Bill Levit can’t get enough of Siberia. Not many classmates hang out in Irkutsk, but Bill testifies that the bleak image of Siberia as a cold place from which many Russians never return, is unfair and outdated. During their latest excursion last Fall, Missy taught English to underclassmen at Baikal National University, while Bill tutored upperclassmen on International Arbitration.

There are many friendship circles originating from common experiences during our days on the Old Campus. One such cadre includes Tony Hawthorne, Herb Hodos, Dirk Soutendijk, Dave Cross, and the late Roy Schwarz, who was forever lost to the group last summer. These mates and their families are a wonderful example of how sons of Mother Yale can become brothers for life.

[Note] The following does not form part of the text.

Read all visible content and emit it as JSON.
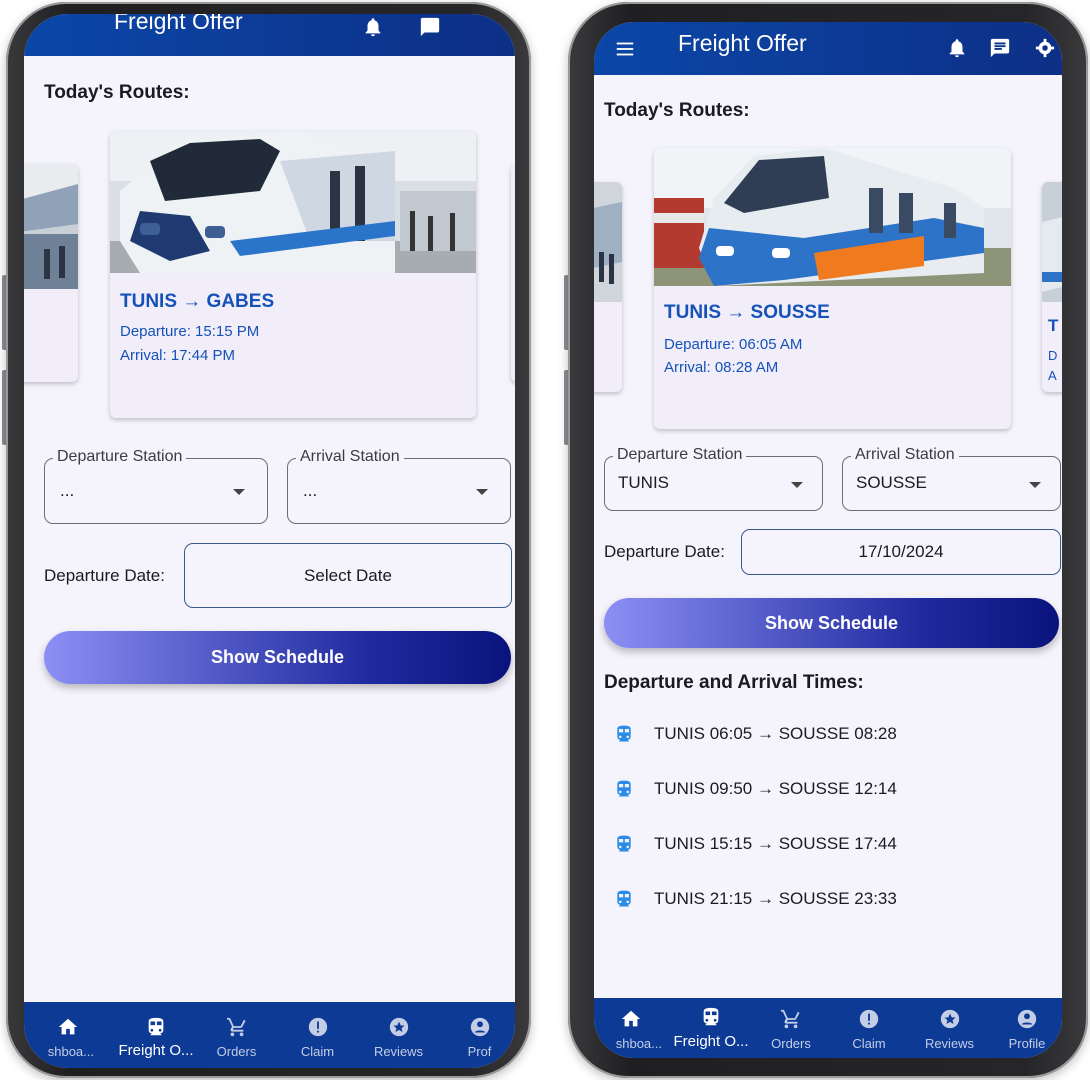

Two Authors. A fast moving thriller, Efraim’s Eye, is the third novel from Bill Peace, now living in London. The story involves a freelance terrorist with an obsessive hatred for everything British. Several other international characters, including a beautiful multi-lingual Israeli operative, clash in this adventure set in Europe, the Middle East, and north Africa. A fourth novel, the The Iranian Scorpion will quickly follow the third. Bill advises that Amazon or Barnes and Noble will be pleased to take your order. The Arrogant Leader: Dealing With The Excess of Power, by Fritz Steele and Stephen Jenks, was published last September and is available through Amazon or arrogantleader.com. This is a nonfiction work exploring and explaining why certain business leaders fail to recognize the costs of their arrogant behavior and lack of humility. Self-described as disorganized, Fritz has a doctorate from M.I.T. in Organization Studies.